Indigenous Guardians and Indigenous Protected and Conserved Area (IPCA) initiatives across Canada recognize the many lessons that can be learned from Indigenous partners when it comes to protecting nature and rely on Indigenous experience and Traditional Knowledge to ensure lands and waters are safeguarded for generations to come.
On August 12, Jonathan Wilkinson, Minister of Environment and Climate Change and Minister responsible for Parks Canada, announced an investment of up to $340 million in new funding over five years to support Indigenous leadership in nature conservation.
“Indigenous peoples are key partners as we work to protect more nature, conserve biodiversity, and combat the worst effects of climate change. We understand that Indigenous peoples have a deep knowledge and understanding of land management,” said Wilkinson. “Indigenous Guardians are able to not only look after the lands, waters, and ice in their territories, but also to practice and teach their cultures in impactful ways.”

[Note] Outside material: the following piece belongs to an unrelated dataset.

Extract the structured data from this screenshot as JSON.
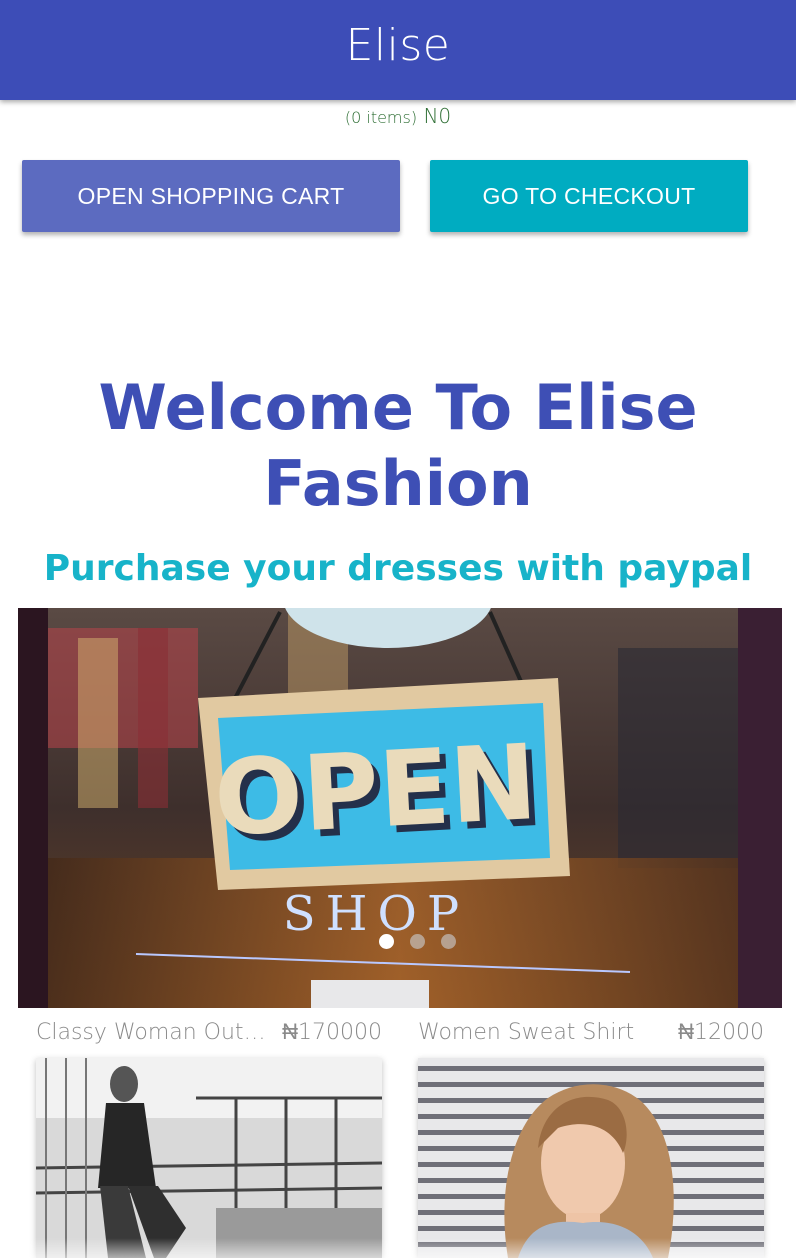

From this funding announcement, up to $173 million will fund new and existing Indigenous Guardians initiatives and the development of Indigenous Guardians Networks for First Nations, Inuit and Métis. Indigenous Guardians initiatives support Indigenous peoples in protecting and conserving the environment, developing and maintaining sustainable economies, and continuing the profound connections between Indigenous cultures and their lands. The Government of Canada will also work with Indigenous partners at Parks Canada–administered places to enhance current Guardian initiatives and co-create new ones.

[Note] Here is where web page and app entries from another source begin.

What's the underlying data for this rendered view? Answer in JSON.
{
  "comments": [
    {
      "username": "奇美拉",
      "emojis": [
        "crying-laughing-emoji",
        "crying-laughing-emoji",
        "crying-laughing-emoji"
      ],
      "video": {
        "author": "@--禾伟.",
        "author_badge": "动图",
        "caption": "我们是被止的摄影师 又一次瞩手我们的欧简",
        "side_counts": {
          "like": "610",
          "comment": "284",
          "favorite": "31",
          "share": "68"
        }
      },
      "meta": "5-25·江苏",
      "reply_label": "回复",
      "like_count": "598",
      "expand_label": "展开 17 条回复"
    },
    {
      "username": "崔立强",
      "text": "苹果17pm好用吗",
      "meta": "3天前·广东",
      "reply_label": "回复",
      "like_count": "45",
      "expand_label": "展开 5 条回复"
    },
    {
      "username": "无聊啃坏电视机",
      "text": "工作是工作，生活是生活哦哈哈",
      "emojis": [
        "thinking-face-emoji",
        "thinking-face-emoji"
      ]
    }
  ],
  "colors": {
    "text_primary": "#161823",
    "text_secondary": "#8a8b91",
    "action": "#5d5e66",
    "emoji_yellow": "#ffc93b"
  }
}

Over $166 million will support IPCAs, which are lands, waters, and ice where Indigenous leadership is a defining attribute in the decisions and actions that protect and conserve an area. These new investments will build on the success of recent efforts. To date, 52 Indigenous communities across the country have received funding to either establish IPCAs or undertake early planning and engagement work that could result in additional IPCAs.
This funding is a vital next step in the process to safeguard Canada’s lands and inland waters. Indigenous-led conservation will play a central role in implementing the Government of Canada’s commitment to protect biodiversity and conserve 25 per cent of land and inland waters and 25 per cent of marine and coastal areas by 2025, working toward 30 per cent by 2030.
Kluane Adamek, Yukon Regional Chief, Assembly of First Nations (Image courtesy of AFN.)
“In many ways, people have become disconnected – from each other, from themselves, and from the land. The climate crisis is a direct reflection of this disconnection. As rights holders, Indigenous peoples and Land Guardians are leading the work to mend these disconnections in the form of robust climate action, environmental protection, and conservation efforts,” said Kluane Adamek, Yukon Regional Chief, Assembly of First Nations (AFN).
“The AFN Yukon Region welcomes this investment as an indication of the federal government’s commitment to supporting Guardians and Indigenous peoples as the original stewards of the land and who can lead the work that is necessary in order to mend what has been broken.”
Under Budget 2021, the Government of Canada has made a historic investment of $2.3 billion over five years in Canada’s Nature Legacy to address the biodiversity crisis, protect and conserve nature, and create jobs in nature conservation and management.
For further information visit: Indigenous leadership and initiatives